▸ **Goal of the exercise**: Check every line of the data below for the word "Show". Copy the ones that have it.

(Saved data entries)
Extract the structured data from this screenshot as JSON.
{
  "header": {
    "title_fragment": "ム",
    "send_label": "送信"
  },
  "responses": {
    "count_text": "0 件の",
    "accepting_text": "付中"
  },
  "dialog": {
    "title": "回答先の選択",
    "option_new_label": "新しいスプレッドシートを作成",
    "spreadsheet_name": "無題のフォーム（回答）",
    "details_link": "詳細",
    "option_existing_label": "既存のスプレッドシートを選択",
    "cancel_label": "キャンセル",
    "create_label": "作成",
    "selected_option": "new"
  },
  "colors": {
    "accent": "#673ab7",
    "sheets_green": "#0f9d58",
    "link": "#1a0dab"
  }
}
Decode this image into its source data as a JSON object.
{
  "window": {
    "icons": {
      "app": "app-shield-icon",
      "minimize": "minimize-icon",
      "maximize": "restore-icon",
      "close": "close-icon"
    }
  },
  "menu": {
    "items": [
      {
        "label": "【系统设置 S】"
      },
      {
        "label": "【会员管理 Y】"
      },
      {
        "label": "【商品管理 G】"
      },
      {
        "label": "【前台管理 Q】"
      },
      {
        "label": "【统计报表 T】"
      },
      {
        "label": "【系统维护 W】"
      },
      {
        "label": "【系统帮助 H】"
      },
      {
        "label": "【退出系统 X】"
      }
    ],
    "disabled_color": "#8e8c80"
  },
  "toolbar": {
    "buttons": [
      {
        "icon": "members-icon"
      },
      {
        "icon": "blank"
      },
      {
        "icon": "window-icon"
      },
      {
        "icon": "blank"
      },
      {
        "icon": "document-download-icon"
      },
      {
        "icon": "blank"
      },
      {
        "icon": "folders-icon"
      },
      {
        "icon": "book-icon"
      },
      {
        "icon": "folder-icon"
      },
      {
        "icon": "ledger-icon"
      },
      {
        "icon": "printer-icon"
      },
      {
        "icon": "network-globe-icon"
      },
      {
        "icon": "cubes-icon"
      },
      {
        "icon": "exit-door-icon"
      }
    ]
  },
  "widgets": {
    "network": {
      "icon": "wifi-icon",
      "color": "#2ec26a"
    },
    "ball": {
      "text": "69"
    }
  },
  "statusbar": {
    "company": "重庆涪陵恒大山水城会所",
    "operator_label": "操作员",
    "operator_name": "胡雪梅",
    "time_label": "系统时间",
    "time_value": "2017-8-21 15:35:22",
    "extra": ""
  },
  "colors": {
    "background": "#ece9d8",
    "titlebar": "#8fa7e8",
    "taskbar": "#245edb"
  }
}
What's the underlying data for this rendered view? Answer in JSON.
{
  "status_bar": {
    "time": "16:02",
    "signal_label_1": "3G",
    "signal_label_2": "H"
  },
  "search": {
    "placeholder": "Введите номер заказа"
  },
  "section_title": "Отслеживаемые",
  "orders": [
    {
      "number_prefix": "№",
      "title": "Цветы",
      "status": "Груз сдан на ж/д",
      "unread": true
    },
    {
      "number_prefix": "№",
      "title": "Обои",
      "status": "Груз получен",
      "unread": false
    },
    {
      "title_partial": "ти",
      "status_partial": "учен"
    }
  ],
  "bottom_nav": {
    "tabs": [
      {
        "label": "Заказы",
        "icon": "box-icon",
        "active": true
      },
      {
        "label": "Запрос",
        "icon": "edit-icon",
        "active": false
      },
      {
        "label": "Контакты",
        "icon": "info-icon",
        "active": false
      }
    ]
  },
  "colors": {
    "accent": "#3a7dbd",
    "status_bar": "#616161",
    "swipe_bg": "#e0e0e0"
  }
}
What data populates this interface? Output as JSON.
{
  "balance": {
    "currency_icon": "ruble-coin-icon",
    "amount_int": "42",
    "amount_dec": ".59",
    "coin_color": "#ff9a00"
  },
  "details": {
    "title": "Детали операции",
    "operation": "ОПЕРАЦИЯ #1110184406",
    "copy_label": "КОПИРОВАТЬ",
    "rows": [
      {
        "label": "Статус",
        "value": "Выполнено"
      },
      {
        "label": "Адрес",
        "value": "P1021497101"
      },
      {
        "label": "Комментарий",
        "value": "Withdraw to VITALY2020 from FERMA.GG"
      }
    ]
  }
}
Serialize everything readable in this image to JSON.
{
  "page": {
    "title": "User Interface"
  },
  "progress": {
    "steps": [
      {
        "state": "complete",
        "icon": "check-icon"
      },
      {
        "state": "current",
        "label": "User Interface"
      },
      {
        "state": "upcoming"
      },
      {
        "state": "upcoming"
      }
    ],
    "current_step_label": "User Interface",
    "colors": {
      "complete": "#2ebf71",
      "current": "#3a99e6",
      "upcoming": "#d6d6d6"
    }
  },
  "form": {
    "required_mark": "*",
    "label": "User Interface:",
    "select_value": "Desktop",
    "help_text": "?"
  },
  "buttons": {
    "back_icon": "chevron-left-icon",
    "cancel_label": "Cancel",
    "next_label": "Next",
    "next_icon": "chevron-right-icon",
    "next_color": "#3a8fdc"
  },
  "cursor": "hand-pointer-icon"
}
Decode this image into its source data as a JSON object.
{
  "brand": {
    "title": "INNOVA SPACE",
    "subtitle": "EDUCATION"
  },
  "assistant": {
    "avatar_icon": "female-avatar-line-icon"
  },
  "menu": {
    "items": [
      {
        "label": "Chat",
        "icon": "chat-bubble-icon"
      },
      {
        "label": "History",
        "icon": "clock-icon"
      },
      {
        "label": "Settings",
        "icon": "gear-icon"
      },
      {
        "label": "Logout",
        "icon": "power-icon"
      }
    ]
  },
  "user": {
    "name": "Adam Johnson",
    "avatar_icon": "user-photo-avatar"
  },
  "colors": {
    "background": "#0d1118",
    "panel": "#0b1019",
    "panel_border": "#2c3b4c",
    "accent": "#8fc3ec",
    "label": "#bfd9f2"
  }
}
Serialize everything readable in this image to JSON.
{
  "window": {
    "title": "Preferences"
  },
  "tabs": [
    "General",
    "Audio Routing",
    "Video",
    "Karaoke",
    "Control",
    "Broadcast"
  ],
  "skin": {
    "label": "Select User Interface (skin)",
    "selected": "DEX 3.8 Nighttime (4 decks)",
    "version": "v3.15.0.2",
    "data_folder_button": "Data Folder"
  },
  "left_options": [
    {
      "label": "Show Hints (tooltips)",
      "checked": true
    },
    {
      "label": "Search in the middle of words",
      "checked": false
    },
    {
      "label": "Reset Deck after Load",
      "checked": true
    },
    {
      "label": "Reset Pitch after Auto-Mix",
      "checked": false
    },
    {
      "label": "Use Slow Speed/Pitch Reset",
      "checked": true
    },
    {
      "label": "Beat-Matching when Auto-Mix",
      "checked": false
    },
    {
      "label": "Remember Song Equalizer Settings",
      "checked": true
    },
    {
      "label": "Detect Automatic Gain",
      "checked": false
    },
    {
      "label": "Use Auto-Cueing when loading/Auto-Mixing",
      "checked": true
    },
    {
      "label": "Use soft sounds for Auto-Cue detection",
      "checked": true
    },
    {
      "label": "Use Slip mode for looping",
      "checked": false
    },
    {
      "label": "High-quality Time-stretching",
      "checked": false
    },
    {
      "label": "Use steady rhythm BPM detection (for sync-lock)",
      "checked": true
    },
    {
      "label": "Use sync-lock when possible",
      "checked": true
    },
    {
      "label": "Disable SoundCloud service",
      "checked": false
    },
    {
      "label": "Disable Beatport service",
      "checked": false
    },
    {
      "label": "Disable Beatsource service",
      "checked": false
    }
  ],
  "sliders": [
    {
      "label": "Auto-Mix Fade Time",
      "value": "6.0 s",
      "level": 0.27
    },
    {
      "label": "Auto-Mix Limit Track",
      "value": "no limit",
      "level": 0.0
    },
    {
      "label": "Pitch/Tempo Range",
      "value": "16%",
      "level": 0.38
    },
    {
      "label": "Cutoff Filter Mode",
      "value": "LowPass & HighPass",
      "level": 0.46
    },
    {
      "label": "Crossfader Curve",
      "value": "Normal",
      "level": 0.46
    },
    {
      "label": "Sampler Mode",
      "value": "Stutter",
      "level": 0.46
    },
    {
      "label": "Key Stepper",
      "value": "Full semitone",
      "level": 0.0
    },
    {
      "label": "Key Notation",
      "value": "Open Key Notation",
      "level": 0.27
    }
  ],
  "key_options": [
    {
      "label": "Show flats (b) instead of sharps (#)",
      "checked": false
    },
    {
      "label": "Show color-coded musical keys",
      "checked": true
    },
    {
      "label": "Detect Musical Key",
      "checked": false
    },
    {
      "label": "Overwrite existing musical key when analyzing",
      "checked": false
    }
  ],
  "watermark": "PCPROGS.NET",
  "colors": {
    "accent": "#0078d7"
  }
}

▸ **Written response**:
      "label": "Show Hints (tooltips)",
      "label": "Show flats (b) instead of sharps (#)",
      "label": "Show color-coded musical keys",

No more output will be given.